* _What is being asked_
Please restate each entry word for word.

BEGIN

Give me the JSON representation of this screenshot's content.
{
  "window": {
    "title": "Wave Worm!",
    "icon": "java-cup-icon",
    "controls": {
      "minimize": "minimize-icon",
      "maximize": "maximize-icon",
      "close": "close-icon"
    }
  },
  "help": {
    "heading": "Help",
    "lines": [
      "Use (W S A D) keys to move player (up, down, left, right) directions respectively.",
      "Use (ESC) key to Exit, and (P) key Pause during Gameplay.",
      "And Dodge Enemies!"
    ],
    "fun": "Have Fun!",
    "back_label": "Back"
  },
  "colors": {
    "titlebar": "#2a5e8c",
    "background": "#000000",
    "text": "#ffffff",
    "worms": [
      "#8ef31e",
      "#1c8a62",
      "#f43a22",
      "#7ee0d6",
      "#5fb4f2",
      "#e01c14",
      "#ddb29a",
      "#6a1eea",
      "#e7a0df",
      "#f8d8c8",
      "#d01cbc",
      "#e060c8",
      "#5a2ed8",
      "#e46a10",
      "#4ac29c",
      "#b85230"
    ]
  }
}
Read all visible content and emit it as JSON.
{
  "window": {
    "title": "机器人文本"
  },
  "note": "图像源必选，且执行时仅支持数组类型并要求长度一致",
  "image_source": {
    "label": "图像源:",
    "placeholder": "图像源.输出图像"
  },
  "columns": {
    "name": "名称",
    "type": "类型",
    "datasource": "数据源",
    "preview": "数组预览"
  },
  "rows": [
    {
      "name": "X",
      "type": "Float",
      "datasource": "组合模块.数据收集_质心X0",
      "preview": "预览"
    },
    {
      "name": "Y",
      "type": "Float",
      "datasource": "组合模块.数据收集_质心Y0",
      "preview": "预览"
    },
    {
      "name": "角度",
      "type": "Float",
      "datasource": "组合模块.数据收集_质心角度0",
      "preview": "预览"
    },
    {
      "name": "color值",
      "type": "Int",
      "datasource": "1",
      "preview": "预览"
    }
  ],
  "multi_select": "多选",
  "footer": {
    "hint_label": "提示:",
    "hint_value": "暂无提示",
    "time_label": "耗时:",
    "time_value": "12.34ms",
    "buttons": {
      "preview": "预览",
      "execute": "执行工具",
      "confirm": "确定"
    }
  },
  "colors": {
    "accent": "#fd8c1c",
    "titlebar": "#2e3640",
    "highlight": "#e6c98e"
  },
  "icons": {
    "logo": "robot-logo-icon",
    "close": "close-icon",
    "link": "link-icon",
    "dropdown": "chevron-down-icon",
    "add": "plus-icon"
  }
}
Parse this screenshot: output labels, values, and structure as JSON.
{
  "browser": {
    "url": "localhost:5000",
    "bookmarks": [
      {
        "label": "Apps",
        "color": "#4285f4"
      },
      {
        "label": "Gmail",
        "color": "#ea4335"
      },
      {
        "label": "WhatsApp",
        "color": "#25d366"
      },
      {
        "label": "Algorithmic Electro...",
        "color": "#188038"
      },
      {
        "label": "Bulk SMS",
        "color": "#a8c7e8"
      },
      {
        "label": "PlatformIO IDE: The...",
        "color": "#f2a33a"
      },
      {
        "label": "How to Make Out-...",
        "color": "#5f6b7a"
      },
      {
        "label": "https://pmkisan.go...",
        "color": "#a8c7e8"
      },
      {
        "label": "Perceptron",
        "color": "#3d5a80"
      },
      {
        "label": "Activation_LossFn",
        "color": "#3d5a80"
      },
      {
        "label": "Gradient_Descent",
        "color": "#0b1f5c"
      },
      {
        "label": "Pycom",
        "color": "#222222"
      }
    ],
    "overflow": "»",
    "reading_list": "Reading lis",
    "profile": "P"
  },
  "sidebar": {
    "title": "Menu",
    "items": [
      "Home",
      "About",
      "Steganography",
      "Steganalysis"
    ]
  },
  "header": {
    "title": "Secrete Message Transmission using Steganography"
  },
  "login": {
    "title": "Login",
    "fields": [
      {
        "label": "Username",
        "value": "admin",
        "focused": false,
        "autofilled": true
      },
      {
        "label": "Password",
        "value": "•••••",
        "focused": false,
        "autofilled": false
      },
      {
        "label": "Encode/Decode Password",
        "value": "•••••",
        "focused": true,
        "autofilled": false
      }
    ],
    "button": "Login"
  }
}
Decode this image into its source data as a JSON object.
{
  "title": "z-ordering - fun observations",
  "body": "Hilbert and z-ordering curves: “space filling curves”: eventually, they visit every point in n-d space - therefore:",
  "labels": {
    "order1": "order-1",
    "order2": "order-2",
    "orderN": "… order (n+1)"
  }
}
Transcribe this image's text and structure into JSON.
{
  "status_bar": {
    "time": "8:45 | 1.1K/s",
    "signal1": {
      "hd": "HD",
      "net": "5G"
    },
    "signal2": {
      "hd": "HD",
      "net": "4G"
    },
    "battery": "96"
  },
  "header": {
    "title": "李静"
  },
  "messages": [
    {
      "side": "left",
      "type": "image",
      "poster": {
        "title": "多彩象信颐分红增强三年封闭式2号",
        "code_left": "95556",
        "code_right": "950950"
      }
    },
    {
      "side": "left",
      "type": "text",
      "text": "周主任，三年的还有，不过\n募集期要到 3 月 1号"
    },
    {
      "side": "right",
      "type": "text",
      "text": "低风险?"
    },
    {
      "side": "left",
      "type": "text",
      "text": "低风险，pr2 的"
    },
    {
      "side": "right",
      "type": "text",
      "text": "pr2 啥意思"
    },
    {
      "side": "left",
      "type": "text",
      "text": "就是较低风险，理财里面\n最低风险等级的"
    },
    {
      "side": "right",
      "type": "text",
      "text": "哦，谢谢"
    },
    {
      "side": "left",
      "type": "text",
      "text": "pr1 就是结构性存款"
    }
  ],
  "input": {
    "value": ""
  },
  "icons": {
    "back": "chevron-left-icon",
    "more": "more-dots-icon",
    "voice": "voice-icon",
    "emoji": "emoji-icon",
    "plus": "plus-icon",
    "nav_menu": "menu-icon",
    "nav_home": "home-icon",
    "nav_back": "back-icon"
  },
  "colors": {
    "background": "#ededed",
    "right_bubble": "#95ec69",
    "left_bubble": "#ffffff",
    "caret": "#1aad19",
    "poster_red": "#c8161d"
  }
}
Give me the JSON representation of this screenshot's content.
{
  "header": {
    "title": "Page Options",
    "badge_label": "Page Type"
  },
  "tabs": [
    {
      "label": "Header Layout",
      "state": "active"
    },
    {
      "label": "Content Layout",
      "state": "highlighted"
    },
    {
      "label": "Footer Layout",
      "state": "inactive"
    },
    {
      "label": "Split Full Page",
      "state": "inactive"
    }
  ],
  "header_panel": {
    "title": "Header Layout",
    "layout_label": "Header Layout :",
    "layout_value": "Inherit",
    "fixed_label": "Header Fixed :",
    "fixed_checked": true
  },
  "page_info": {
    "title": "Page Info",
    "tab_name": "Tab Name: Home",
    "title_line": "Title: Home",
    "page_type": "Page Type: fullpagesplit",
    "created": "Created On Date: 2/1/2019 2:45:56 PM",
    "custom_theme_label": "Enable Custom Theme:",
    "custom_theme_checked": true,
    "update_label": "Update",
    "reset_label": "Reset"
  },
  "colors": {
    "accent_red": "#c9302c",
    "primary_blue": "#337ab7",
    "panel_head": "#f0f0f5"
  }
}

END

* _Final answer_
Give me the JSON representation of this screenshot's content.
{
  "window": {
    "title": "Wave Worm!",
    "icon": "java-cup-icon",
    "controls": {
      "minimize": "minimize-icon",
      "maximize": "maximize-icon",
      "close": "close-icon"
    }
  },
  "help": {
    "heading": "Help",
    "lines": [
      "Use (W S A D) keys to move player (up, down, left, right) directions respectively.",
      "Use (ESC) key to Exit, and (P) key Pause during Gameplay.",
      "And Dodge Enemies!"
    ],
    "fun": "Have Fun!",
    "back_label": "Back"
  },
  "colors": {
    "titlebar": "#2a5e8c",
    "background": "#000000",
    "text": "#ffffff",
    "worms": [
      "#8ef31e",
      "#1c8a62",
      "#f43a22",
      "#7ee0d6",
      "#5fb4f2",
      "#e01c14",
      "#ddb29a",
      "#6a1eea",
      "#e7a0df",
      "#f8d8c8",
      "#d01cbc",
      "#e060c8",
      "#5a2ed8",
      "#e46a10",
      "#4ac29c",
      "#b85230"
    ]
  }
}
Read all visible content and emit it as JSON.
{
  "window": {
    "title": "机器人文本"
  },
  "note": "图像源必选，且执行时仅支持数组类型并要求长度一致",
  "image_source": {
    "label": "图像源:",
    "placeholder": "图像源.输出图像"
  },
  "columns": {
    "name": "名称",
    "type": "类型",
    "datasource": "数据源",
    "preview": "数组预览"
  },
  "rows": [
    {
      "name": "X",
      "type": "Float",
      "datasource": "组合模块.数据收集_质心X0",
      "preview": "预览"
    },
    {
      "name": "Y",
      "type": "Float",
      "datasource": "组合模块.数据收集_质心Y0",
      "preview": "预览"
    },
    {
      "name": "角度",
      "type": "Float",
      "datasource": "组合模块.数据收集_质心角度0",
      "preview": "预览"
    },
    {
      "name": "color值",
      "type": "Int",
      "datasource": "1",
      "preview": "预览"
    }
  ],
  "multi_select": "多选",
  "footer": {
    "hint_label": "提示:",
    "hint_value": "暂无提示",
    "time_label": "耗时:",
    "time_value": "12.34ms",
    "buttons": {
      "preview": "预览",
      "execute": "执行工具",
      "confirm": "确定"
    }
  },
  "colors": {
    "accent": "#fd8c1c",
    "titlebar": "#2e3640",
    "highlight": "#e6c98e"
  },
  "icons": {
    "logo": "robot-logo-icon",
    "close": "close-icon",
    "link": "link-icon",
    "dropdown": "chevron-down-icon",
    "add": "plus-icon"
  }
}
Parse this screenshot: output labels, values, and structure as JSON.
{
  "browser": {
    "url": "localhost:5000",
    "bookmarks": [
      {
        "label": "Apps",
        "color": "#4285f4"
      },
      {
        "label": "Gmail",
        "color": "#ea4335"
      },
      {
        "label": "WhatsApp",
        "color": "#25d366"
      },
      {
        "label": "Algorithmic Electro...",
        "color": "#188038"
      },
      {
        "label": "Bulk SMS",
        "color": "#a8c7e8"
      },
      {
        "label": "PlatformIO IDE: The...",
        "color": "#f2a33a"
      },
      {
        "label": "How to Make Out-...",
        "color": "#5f6b7a"
      },
      {
        "label": "https://pmkisan.go...",
        "color": "#a8c7e8"
      },
      {
        "label": "Perceptron",
        "color": "#3d5a80"
      },
      {
        "label": "Activation_LossFn",
        "color": "#3d5a80"
      },
      {
        "label": "Gradient_Descent",
        "color": "#0b1f5c"
      },
      {
        "label": "Pycom",
        "color": "#222222"
      }
    ],
    "overflow": "»",
    "reading_list": "Reading lis",
    "profile": "P"
  },
  "sidebar": {
    "title": "Menu",
    "items": [
      "Home",
      "About",
      "Steganography",
      "Steganalysis"
    ]
  },
  "header": {
    "title": "Secrete Message Transmission using Steganography"
  },
  "login": {
    "title": "Login",
    "fields": [
      {
        "label": "Username",
        "value": "admin",
        "focused": false,
        "autofilled": true
      },
      {
        "label": "Password",
        "value": "•••••",
        "focused": false,
        "autofilled": false
      },
      {
        "label": "Encode/Decode Password",
        "value": "•••••",
        "focused": true,
        "autofilled": false
      }
    ],
    "button": "Login"
  }
}
Decode this image into its source data as a JSON object.
{
  "title": "z-ordering - fun observations",
  "body": "Hilbert and z-ordering curves: “space filling curves”: eventually, they visit every point in n-d space - therefore:",
  "labels": {
    "order1": "order-1",
    "order2": "order-2",
    "orderN": "… order (n+1)"
  }
}
Transcribe this image's text and structure into JSON.
{
  "status_bar": {
    "time": "8:45 | 1.1K/s",
    "signal1": {
      "hd": "HD",
      "net": "5G"
    },
    "signal2": {
      "hd": "HD",
      "net": "4G"
    },
    "battery": "96"
  },
  "header": {
    "title": "李静"
  },
  "messages": [
    {
      "side": "left",
      "type": "image",
      "poster": {
        "title": "多彩象信颐分红增强三年封闭式2号",
        "code_left": "95556",
        "code_right": "950950"
      }
    },
    {
      "side": "left",
      "type": "text",
      "text": "周主任，三年的还有，不过\n募集期要到 3 月 1号"
    },
    {
      "side": "right",
      "type": "text",
      "text": "低风险?"
    },
    {
      "side": "left",
      "type": "text",
      "text": "低风险，pr2 的"
    },
    {
      "side": "right",
      "type": "text",
      "text": "pr2 啥意思"
    },
    {
      "side": "left",
      "type": "text",
      "text": "就是较低风险，理财里面\n最低风险等级的"
    },
    {
      "side": "right",
      "type": "text",
      "text": "哦，谢谢"
    },
    {
      "side": "left",
      "type": "text",
      "text": "pr1 就是结构性存款"
    }
  ],
  "input": {
    "value": ""
  },
  "icons": {
    "back": "chevron-left-icon",
    "more": "more-dots-icon",
    "voice": "voice-icon",
    "emoji": "emoji-icon",
    "plus": "plus-icon",
    "nav_menu": "menu-icon",
    "nav_home": "home-icon",
    "nav_back": "back-icon"
  },
  "colors": {
    "background": "#ededed",
    "right_bubble": "#95ec69",
    "left_bubble": "#ffffff",
    "caret": "#1aad19",
    "poster_red": "#c8161d"
  }
}
Give me the JSON representation of this screenshot's content.
{
  "header": {
    "title": "Page Options",
    "badge_label": "Page Type"
  },
  "tabs": [
    {
      "label": "Header Layout",
      "state": "active"
    },
    {
      "label": "Content Layout",
      "state": "highlighted"
    },
    {
      "label": "Footer Layout",
      "state": "inactive"
    },
    {
      "label": "Split Full Page",
      "state": "inactive"
    }
  ],
  "header_panel": {
    "title": "Header Layout",
    "layout_label": "Header Layout :",
    "layout_value": "Inherit",
    "fixed_label": "Header Fixed :",
    "fixed_checked": true
  },
  "page_info": {
    "title": "Page Info",
    "tab_name": "Tab Name: Home",
    "title_line": "Title: Home",
    "page_type": "Page Type: fullpagesplit",
    "created": "Created On Date: 2/1/2019 2:45:56 PM",
    "custom_theme_label": "Enable Custom Theme:",
    "custom_theme_checked": true,
    "update_label": "Update",
    "reset_label": "Reset"
  },
  "colors": {
    "accent_red": "#c9302c",
    "primary_blue": "#337ab7",
    "panel_head": "#f0f0f5"
  }
}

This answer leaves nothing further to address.